Nor ever greedie soldier was entised
These little flocks of sheepe and tender goates
We little wish, we need but little wealth,
How they are fed, in forrest, spring and lake,
And though I but a simple gardner weare,
I bod the court farewell, and with content
Till fortune should occasion new afford,
Within these pleasant groues perchance my hart Of her discomforts may vnload some part.
Part of her sad misfortunes than she told,
But yet her gestures and her lookes (I gesse)
Not those rude garments could obscure, and hide
Both cheese and butter could she make, and frame
OF Mr. John PomFRET nothing is known but from a slight and confused account prefixed to his poems by a nameless friend; who relates, that he was the son of the Rev. Mr. Pomfret, rector of Luton, in Bedfordshire ; that he was bred at Cambridge *, entered into orders, and was rector of Malden in Bedfordshire, and might have risen in the Church ; but that, when he applied to Dr. Compton, bishop of London, for institution to a living of considerable value, to which he had been presented, he found a troublesome obstruction raised by a malicious interpretation of some passage in his Choice; from which it was inferred, that he considered happiness as more likely to be found in the company of a mistress than of a wife.

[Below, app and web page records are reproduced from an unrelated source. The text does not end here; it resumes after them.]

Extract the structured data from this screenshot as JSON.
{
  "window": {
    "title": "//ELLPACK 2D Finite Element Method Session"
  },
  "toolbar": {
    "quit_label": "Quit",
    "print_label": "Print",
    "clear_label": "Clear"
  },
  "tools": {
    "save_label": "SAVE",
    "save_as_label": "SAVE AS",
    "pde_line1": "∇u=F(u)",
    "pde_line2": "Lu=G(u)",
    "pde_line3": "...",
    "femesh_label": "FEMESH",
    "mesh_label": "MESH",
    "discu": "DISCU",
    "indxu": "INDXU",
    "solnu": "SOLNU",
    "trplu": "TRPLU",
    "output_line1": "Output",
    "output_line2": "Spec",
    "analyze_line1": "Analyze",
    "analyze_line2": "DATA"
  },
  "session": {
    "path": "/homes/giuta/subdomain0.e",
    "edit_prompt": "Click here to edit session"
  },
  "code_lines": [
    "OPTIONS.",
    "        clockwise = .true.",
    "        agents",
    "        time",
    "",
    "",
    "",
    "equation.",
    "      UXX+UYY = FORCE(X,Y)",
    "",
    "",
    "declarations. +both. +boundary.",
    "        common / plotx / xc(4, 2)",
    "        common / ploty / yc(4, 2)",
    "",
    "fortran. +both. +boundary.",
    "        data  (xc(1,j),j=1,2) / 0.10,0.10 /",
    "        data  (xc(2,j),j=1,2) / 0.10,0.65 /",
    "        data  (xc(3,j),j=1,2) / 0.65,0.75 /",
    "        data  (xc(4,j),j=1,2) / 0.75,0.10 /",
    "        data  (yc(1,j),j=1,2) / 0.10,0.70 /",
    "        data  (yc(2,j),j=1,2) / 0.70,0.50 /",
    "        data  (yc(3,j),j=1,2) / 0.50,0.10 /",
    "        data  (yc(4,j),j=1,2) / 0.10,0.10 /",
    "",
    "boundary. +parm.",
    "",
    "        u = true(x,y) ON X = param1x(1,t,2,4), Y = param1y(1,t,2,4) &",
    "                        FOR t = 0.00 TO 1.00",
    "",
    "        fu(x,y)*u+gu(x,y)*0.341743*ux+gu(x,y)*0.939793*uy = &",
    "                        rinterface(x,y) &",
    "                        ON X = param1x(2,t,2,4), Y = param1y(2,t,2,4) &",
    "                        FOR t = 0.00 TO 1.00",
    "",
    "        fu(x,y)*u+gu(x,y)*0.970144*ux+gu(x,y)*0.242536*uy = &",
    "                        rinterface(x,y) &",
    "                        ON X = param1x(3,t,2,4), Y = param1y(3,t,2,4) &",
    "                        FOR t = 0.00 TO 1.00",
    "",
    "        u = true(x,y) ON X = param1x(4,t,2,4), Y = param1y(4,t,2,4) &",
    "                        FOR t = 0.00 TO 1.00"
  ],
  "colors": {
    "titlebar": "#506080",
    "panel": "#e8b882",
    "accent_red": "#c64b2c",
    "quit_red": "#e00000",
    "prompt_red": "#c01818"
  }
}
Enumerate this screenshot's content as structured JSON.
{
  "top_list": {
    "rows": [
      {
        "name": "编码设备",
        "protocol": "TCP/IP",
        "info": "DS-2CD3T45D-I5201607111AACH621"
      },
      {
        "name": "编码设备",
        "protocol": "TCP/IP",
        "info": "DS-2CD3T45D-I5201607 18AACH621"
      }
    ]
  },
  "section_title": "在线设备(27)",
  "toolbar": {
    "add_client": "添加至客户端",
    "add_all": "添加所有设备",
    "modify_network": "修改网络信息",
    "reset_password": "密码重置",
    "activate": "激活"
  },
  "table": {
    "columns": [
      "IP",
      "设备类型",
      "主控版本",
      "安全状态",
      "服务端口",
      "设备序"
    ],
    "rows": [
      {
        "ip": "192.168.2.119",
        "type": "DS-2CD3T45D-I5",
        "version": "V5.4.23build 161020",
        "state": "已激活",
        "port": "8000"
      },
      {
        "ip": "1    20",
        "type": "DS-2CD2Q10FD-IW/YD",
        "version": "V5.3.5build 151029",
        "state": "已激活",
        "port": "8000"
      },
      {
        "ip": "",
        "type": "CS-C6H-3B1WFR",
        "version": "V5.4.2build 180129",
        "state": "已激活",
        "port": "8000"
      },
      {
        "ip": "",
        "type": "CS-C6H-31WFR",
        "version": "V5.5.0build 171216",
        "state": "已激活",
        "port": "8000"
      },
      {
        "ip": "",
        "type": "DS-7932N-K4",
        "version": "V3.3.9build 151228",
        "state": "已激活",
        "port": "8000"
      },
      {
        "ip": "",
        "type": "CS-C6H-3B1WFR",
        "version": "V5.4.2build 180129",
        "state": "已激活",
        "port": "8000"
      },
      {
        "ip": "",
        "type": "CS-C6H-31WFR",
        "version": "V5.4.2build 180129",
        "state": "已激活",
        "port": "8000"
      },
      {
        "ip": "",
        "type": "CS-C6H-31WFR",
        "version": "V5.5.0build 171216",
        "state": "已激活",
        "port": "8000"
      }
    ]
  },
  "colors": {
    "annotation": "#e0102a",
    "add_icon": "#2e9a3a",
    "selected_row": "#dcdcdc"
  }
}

This reproach was easily obliterated : for it had happened to Pomfret as to almost all other men who plan schemes of life; he had departed from his purpose, and was then married.
* He was of Queen's College there, and, by the Universityregister, appears to have taken his Bachelor's degree in 1684, and his Master's 1698. H.-His Father was of Trinity. C.
The malice of his enemies had however a very fatal consequence: the delay constrained his attendance in London, where he caught the small-pox, and died in 1703, in the thirty-sixth year of his age.
He published his poems in 1699; and has been always the favourite of that class of readers, who, without vanity or criticism, seek only their own amusement.
His Choice exhibits a system of life adapted to common notions, and equal to common expectations; such a state as affords plenty and tranquillity, without exclusion of intellectual pleasures. Perhaps no composition in our language has been oftener perused than Pomfret's Choice.
In his other poems there is an easy volubility; the pleasure of smooth metre is afforded to the ear, and the mind is not oppressed with ponderous or entangled with intricate sentiment. He pleases many; and he who pleases many must have some species of merit.